Dawn Spacecraft orbits Ceres

Tejal Patel, Campus Life Editor

 

 

On March 7, 2015, the spacecraft Dawn became the first spacecraft ever to orbit the mysterious dwarf planet Ceres. Ceres has been puzzling scientists since Dawn sent back it’s first pictures of this dwarf planet back on February 9. These pictures showed two mysterious white dots located right in the middle of the planet. Scientists are still pondering what these white dots are, and what they are made of. Many think that these dots are salt flats or ice, and that the dots are just reflecting sunlight.

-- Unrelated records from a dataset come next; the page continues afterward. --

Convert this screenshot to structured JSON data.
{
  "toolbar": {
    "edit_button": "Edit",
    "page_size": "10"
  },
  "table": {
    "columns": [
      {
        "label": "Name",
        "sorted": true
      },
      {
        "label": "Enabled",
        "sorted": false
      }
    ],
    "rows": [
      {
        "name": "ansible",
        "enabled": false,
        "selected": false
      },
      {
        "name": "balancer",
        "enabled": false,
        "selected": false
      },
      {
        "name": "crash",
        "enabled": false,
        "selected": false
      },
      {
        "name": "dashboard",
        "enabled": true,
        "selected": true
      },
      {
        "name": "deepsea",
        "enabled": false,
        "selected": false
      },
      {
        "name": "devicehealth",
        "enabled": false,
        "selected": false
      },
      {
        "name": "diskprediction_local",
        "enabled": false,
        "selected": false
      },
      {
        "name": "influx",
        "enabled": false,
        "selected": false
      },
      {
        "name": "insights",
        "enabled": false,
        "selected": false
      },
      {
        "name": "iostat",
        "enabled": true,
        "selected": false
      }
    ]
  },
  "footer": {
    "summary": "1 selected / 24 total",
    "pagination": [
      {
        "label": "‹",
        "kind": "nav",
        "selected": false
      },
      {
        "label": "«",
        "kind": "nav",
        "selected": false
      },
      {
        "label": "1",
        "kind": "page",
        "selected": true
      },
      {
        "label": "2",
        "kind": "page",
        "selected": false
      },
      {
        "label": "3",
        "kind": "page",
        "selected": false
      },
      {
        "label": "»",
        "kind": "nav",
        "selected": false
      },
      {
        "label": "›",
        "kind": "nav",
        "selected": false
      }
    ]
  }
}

One of the brighter spots on Ceres, called Spot 1, shows up darker than the surrounding area in the infrared images sent back by Dawn. This shows that the spot is probably cooler than the area surrounding it, which helps support the theory that Ceres spots are made of ice. However, the brightest spot on Ceres, Spot 5, doesn’t even show up on an infrared map. Though the scientists leading the Dawn mission have no idea why this is, Federico Tosi, a Dawn scientist who works at the Institute for Space Astrophysics and Planetology in Rome, thinks that they still don’t have enough resolution to see it in a proper way. If the spots are made of ice, then there is a possibility that Ceres has a liquid ocean under its surface. This would make it possible for Ceres to be able to host life as we know it today.

As Dawn approached Ceres, it showed that Ceres was filled with craters. Could these craters show that there was a thin layer of soil underneath the surface that could be easily shaped? Scientists are still waiting to get a closer look at Ceres in order to determine if anything is really under the surface. Another feature of Ceres that has been puzzling scientists is it’s density. When Ceres density was taken, it was shown that it was less dense than the terrestrial planets in our solar system. Because of this, many people believe that either ice or water, because water is less dense that any type of metal or dirt. The Herschel Space Telescope, sent by the ESA, observed water inside the environment of Ceres. This could be proof of cryovolcanism, where volcanoes, instead of spewing out hot lava, gush out water or other fluids to the surface.

Humans have always wondered if there is another life out there, or if there is even a planet like our Earth where we could grow and live in. Discovering the secrets to the dwarf planet Ceres can help lead us one step closer to the answer.